(What you need to do) Your answer must be the full set of entries, reproduced exactly.

(Web page and app entries)
__________

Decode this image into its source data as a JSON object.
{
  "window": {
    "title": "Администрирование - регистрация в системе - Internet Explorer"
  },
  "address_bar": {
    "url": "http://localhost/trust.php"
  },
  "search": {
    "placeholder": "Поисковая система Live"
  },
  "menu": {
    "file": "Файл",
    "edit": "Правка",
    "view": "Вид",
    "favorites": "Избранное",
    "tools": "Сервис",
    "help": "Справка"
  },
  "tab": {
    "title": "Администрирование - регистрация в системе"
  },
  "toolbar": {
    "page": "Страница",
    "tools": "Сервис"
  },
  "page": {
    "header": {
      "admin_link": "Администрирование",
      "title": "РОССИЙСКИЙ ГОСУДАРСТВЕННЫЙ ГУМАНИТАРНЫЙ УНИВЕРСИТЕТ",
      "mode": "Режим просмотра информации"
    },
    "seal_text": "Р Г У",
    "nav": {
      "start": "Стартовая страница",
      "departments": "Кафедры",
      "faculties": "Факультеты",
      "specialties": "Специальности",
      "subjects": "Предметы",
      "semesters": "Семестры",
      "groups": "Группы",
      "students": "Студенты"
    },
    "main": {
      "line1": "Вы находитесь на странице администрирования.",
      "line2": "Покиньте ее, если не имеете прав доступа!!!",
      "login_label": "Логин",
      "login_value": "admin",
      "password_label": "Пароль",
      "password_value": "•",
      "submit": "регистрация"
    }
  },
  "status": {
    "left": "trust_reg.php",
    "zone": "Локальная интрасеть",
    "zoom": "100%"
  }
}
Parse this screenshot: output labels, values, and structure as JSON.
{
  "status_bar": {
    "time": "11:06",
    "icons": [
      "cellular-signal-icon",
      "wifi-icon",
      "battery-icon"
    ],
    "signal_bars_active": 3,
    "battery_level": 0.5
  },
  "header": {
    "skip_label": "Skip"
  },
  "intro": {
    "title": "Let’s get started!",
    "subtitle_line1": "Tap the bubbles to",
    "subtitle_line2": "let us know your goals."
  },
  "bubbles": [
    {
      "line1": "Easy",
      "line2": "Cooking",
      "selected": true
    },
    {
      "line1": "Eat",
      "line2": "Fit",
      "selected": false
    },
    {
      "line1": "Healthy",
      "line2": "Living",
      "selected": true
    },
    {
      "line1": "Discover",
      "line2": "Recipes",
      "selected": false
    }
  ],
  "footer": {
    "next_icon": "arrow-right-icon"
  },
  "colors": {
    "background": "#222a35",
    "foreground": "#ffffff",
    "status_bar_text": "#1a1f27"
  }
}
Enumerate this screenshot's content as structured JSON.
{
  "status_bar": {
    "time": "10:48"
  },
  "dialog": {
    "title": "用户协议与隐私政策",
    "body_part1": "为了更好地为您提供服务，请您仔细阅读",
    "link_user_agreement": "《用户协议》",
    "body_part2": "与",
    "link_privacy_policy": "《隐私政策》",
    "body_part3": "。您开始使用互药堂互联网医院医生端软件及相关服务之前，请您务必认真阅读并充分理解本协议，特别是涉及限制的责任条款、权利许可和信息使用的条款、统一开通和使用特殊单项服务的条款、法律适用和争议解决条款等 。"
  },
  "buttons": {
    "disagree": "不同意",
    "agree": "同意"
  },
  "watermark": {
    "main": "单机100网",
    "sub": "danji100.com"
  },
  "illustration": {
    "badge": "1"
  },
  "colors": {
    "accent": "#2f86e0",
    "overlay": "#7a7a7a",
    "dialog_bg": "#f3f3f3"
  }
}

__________

(Reply to the task)
Decode this image into its source data as a JSON object.
{
  "window": {
    "title": "Администрирование - регистрация в системе - Internet Explorer"
  },
  "address_bar": {
    "url": "http://localhost/trust.php"
  },
  "search": {
    "placeholder": "Поисковая система Live"
  },
  "menu": {
    "file": "Файл",
    "edit": "Правка",
    "view": "Вид",
    "favorites": "Избранное",
    "tools": "Сервис",
    "help": "Справка"
  },
  "tab": {
    "title": "Администрирование - регистрация в системе"
  },
  "toolbar": {
    "page": "Страница",
    "tools": "Сервис"
  },
  "page": {
    "header": {
      "admin_link": "Администрирование",
      "title": "РОССИЙСКИЙ ГОСУДАРСТВЕННЫЙ ГУМАНИТАРНЫЙ УНИВЕРСИТЕТ",
      "mode": "Режим просмотра информации"
    },
    "seal_text": "Р Г У",
    "nav": {
      "start": "Стартовая страница",
      "departments": "Кафедры",
      "faculties": "Факультеты",
      "specialties": "Специальности",
      "subjects": "Предметы",
      "semesters": "Семестры",
      "groups": "Группы",
      "students": "Студенты"
    },
    "main": {
      "line1": "Вы находитесь на странице администрирования.",
      "line2": "Покиньте ее, если не имеете прав доступа!!!",
      "login_label": "Логин",
      "login_value": "admin",
      "password_label": "Пароль",
      "password_value": "•",
      "submit": "регистрация"
    }
  },
  "status": {
    "left": "trust_reg.php",
    "zone": "Локальная интрасеть",
    "zoom": "100%"
  }
}
Parse this screenshot: output labels, values, and structure as JSON.
{
  "status_bar": {
    "time": "11:06",
    "icons": [
      "cellular-signal-icon",
      "wifi-icon",
      "battery-icon"
    ],
    "signal_bars_active": 3,
    "battery_level": 0.5
  },
  "header": {
    "skip_label": "Skip"
  },
  "intro": {
    "title": "Let’s get started!",
    "subtitle_line1": "Tap the bubbles to",
    "subtitle_line2": "let us know your goals."
  },
  "bubbles": [
    {
      "line1": "Easy",
      "line2": "Cooking",
      "selected": true
    },
    {
      "line1": "Eat",
      "line2": "Fit",
      "selected": false
    },
    {
      "line1": "Healthy",
      "line2": "Living",
      "selected": true
    },
    {
      "line1": "Discover",
      "line2": "Recipes",
      "selected": false
    }
  ],
  "footer": {
    "next_icon": "arrow-right-icon"
  },
  "colors": {
    "background": "#222a35",
    "foreground": "#ffffff",
    "status_bar_text": "#1a1f27"
  }
}
Enumerate this screenshot's content as structured JSON.
{
  "status_bar": {
    "time": "10:48"
  },
  "dialog": {
    "title": "用户协议与隐私政策",
    "body_part1": "为了更好地为您提供服务，请您仔细阅读",
    "link_user_agreement": "《用户协议》",
    "body_part2": "与",
    "link_privacy_policy": "《隐私政策》",
    "body_part3": "。您开始使用互药堂互联网医院医生端软件及相关服务之前，请您务必认真阅读并充分理解本协议，特别是涉及限制的责任条款、权利许可和信息使用的条款、统一开通和使用特殊单项服务的条款、法律适用和争议解决条款等 。"
  },
  "buttons": {
    "disagree": "不同意",
    "agree": "同意"
  },
  "watermark": {
    "main": "单机100网",
    "sub": "danji100.com"
  },
  "illustration": {
    "badge": "1"
  },
  "colors": {
    "accent": "#2f86e0",
    "overlay": "#7a7a7a",
    "dialog_bg": "#f3f3f3"
  }
}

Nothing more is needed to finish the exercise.